The Mass. Academy of Math and Science at WPI will observe a Day of Diversity with a talk by Edgar Krasa, a Holocaust survivor who will recall his experiences in the Terezin detention camp and Auschwitz death camp.
Edgar Krasa, 92, who now lives in Newton, Mass., grew up in Prague, and saw the Nazi occupation of his country and resulting confinement of Jews before they were sent to death camps. He volunteered in 1941 to help set up and serve as a cook at the Jewish ghetto run by the Nazis in the Czech town of Terezin, in exchange for a guarantee that his parents would not be deported to the extermination camps. He was later sent fromTerezin to Auschwitz in 1944, packed into a freight car with no food, drink, windows, or ventilation. He escaped during a forced three-day “death march” out of Auschwitz after Russian troops started advancing towards the extermination camp.
Friday, Jan 18, at 10 a.m.
Mass. Academy of Math and Science at WPI, 85 Prescott St., Worcester, Mass.

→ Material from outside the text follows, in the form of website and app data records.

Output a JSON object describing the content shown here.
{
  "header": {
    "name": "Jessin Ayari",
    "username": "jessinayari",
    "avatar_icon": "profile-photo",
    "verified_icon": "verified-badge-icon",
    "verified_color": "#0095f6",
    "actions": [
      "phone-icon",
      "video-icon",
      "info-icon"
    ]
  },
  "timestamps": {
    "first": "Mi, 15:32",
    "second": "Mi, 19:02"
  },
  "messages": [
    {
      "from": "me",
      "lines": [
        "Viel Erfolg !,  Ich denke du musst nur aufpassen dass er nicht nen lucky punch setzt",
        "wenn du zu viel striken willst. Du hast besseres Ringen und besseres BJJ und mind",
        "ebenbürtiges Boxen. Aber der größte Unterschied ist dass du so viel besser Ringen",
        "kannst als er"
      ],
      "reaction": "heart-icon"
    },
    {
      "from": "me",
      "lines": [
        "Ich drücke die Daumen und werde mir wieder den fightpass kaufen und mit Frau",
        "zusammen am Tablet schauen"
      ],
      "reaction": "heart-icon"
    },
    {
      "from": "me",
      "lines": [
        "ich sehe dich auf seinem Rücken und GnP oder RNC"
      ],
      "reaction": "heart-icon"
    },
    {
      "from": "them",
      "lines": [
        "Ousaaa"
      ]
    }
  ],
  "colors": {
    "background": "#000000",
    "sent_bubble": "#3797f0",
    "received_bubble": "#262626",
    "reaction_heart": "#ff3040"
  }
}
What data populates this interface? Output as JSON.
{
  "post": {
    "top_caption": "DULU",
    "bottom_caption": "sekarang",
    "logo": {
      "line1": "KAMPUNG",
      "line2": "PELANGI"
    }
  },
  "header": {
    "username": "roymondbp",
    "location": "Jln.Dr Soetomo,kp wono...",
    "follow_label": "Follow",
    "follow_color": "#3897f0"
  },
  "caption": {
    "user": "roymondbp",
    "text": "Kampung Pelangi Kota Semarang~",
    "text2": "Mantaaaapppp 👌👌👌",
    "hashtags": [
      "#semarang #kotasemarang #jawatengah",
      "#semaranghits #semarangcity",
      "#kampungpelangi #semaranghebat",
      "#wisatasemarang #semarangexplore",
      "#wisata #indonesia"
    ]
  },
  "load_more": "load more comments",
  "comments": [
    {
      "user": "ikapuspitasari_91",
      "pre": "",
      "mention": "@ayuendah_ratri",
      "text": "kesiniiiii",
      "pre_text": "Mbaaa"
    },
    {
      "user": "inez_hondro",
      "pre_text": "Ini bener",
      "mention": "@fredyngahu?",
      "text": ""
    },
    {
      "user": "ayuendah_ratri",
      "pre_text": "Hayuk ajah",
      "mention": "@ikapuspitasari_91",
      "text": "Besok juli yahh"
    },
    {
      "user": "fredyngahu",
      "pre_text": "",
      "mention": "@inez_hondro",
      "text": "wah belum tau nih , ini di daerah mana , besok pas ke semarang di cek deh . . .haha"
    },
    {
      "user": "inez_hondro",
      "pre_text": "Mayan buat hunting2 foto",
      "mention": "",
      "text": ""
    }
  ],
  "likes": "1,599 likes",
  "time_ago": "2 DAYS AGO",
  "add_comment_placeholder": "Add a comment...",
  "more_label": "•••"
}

Krasa describes the harshness of life in Terezin and how the Nazis deceived a Red Cross inspection team into thinking that they had established an ideal community to "protect" the Jews, when in fact, the town served as a detention center that held the Jews prior to sending them to the death camps. Of the 144,000 residents of Terezin, 80,000 were sent to the extermination camps. Of all the Jews who had lived in Terezin, only 20,000 survived the war.
Krasa's memoirs were recently released in a book, The Music Man of Terezin: The Story of Rafael Schaechter, as remembered by Edgar Krasa and written by Susie Davidson.
Rafael Schaechter was a conductor and pianist who staged musical productions with inmates at Terezin, where the Nazis imprisoned many of Eastern Europe's most talented artists and musicians. Under starvation conditions, they continued to create works. The camp became a façade, a cultural showcase promoted by the Nazis to convey a false reality of how well they treated the Jews.